So, how does the whole system work? The Interceptor™️ is equipped with solar panels which allow the vessel to navigate without emission. Strategically located in the river, it catches the debris' flow without stopping boats to pass. A barrier guides the plastic towards the opening of the catamaran-designed Interceptor™️, where a conveyor belt catches all the debris to move them to the shuttle. The shuttle then automatically distributes the plastic across six dumpsters which, once full, is being collected by a local operator. Thanks to a barge system, the operator can pick it up, empty the dumpsters in the nearby facility, and place the barge back in the system—ready to operate again.
The SeaCleaners—on their way to cleaning the ocean with the Manta
© Synthes3D for The SeaCleaners
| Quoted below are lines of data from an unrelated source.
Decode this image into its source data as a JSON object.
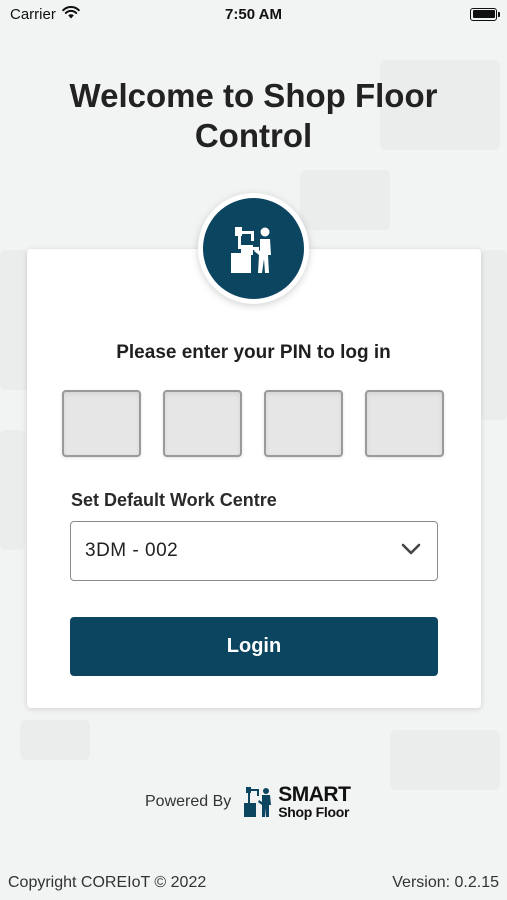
{
  "status_bar": {
    "carrier": "Carrier",
    "time": "7:50 AM",
    "icons": [
      "wifi-icon",
      "battery-icon"
    ]
  },
  "title_line1": "Welcome to Shop Floor",
  "title_line2": "Control",
  "logo": {
    "icon": "worker-machine-icon",
    "color": "#0b4560"
  },
  "pin": {
    "prompt": "Please enter your PIN to log in",
    "boxes": [
      "",
      "",
      "",
      ""
    ]
  },
  "work_centre": {
    "label": "Set Default Work Centre",
    "selected": "3DM - 002",
    "icon": "chevron-down-icon"
  },
  "login": {
    "label": "Login",
    "color": "#0b4560"
  },
  "powered_by": {
    "label": "Powered By",
    "brand_line1": "SMART",
    "brand_line2": "Shop Floor"
  },
  "footer": {
    "copyright": "Copyright COREIoT © 2022",
    "version": "Version: 0.2.15"
  }
}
Created in 2016 by the French sailor Yvan Bourgnon, the SeaCleaners are since then on a mission to release an effective and concrete solution to reduce the plastic pollution in the seas. This solution: The Manta.
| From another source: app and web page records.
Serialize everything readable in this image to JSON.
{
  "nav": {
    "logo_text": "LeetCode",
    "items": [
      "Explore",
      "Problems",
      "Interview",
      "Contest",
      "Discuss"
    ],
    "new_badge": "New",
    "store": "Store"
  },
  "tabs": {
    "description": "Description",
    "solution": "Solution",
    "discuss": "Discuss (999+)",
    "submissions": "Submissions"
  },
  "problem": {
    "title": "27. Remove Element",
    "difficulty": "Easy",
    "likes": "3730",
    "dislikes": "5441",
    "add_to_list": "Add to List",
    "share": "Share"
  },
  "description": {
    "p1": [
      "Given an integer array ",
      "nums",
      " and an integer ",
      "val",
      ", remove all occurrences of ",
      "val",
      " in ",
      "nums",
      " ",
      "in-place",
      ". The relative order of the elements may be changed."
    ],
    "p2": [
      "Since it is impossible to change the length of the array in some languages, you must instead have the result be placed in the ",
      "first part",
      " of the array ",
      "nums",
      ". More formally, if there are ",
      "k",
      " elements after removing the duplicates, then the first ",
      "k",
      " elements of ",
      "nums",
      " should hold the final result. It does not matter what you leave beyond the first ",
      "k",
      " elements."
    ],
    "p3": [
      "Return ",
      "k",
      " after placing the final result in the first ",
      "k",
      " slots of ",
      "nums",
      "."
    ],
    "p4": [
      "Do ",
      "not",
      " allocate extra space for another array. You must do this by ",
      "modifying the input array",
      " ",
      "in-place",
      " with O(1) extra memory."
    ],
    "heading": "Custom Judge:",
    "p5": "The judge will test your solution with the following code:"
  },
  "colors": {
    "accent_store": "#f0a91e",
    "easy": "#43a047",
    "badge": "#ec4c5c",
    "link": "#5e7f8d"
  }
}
The Manta, "Giant of the sea", is a 56-Meter long and 26-Meter wide sailboat in preparation for fighting against oceanic plastic pollution. Inspired by the manta ray, who feeds by filtering seawater, the Manta is capable of propelling itself by transforming floating plastic into energy—and all of this is happening on the vessel. The Manta is designed to swallow 3 tons of waste per hour. Three trolls in the back of the boat collect plastic debris before placing them inside the Manta's system. Along with the main sailboat, two extra boats can be deployed to collect and store waste, up to 10 cubic meters each, on shallow or narrow areas.
Once brought up into the Manta thanks to convoy belts, the plastic debris arrives in the onboard waste management platform where it's first sorted manually by operators. Metal, glass, and aluminum wastes are then stored to be brought back to a local waste management structure to be recycled. On the other hand, the plastic stock collected in the water is shredded and transformed before being sent to the Waste to Energy Conversion Unit. This is where the magic happens. When melting the plastic at high temperature, synthetic gas is created and passed through a turbine which, ultimately, produces electricity. This is how the Manta sailboat is an eco-friendly innovation against pollution—or will be. The official launch of the Manta is planned for 2024. There is still a long way to go before the start of the Manta mission on the water but the innovation and organization promise a huge success with an objective of 5 to 10 thousand tons of debris collected per year.